Why Is There A Requirement For OSHA Certification In Michigan?
With an official State Plan that includes most of the Federal OSHA Standards and many of Michigan’s health and safety standards, it encompasses all workers under local government, state, and private companies and enforces safety training in Michigan.
Under the Michigan Department of Licensing and Regulatory Affairs (LARA), the state program is operated by the Michigan Occupational Safety and Health Administration (MIOSHA), has different functional Health Divisions for Construction and General Industry to conduct investigations, discharge citations for safety violations and safety complaints.
The category of workers that fall under the Jurisdiction of Federal OSHA is as follows:
- Federal employment
- U.S Postal USPS Service facilities and Private USPS contractor-operated facilities
- All Maritime operations except construction (which is covered by MIOSHA)
- Employers registered as members of Indian tribes and those who handle companies within the vicinity of an Indian reservation
- Working environment of aircraft cabin crew members aboard aircraft in function
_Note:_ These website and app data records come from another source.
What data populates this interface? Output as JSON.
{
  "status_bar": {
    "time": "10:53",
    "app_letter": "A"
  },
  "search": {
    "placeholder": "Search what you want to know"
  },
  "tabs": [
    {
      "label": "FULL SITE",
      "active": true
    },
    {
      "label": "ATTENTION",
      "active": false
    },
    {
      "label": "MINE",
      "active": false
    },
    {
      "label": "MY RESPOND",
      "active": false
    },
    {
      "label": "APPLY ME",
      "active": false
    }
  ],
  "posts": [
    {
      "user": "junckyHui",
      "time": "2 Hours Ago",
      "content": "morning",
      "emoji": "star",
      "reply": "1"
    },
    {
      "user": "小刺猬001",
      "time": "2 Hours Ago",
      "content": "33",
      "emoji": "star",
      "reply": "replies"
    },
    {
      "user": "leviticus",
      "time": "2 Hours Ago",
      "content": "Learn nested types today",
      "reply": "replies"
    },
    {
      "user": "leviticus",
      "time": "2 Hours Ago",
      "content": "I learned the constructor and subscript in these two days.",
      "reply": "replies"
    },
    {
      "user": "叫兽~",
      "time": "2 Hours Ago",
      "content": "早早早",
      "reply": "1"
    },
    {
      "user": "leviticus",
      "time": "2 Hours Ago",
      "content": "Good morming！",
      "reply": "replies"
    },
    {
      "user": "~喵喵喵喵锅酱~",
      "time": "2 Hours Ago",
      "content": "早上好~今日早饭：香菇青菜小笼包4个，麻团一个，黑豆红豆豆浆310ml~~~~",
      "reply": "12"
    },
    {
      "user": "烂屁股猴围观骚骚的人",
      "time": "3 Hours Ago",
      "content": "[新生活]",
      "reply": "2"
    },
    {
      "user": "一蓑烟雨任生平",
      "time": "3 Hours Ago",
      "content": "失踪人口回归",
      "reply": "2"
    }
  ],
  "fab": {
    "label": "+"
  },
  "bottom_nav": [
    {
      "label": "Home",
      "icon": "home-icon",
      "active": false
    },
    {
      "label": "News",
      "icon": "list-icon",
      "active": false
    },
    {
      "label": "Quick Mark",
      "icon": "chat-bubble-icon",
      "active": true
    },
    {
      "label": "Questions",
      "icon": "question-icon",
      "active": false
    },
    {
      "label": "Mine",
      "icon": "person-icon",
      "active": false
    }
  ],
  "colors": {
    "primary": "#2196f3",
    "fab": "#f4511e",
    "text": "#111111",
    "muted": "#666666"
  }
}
When enrolling in a training program, Michiganians should consider Federal OSHA Jurisdiction because most of Michigan’s Standards vary from the Federal Standards. The recruiters under the Jurisdiction of MIOSH must train their employees per the Michigan Standards. It also grants relevant advisory services to employees upon request.
Since the training obligations of Federal OSHA are based on particular health and safety standards related to job functions, OSHA recommends training on OSHA online courses in Michigan, respectively OSHA 10-Hour courses for amateur workers and OSHA 30-Hour courses for supervisors and managers.
Benefits Of OSHA Training In Michigan For Employees
Maintaining OSHA workplace safety in Michigan will not only protect the employees and workplaces from heavy penalties from OSHA inspections but also provide many benefits such as:
- Medical insurance expenses will drastically reduce.
- Workers will remain under protection from potential worksite hazards.
- Performance quality and efficiency will improve.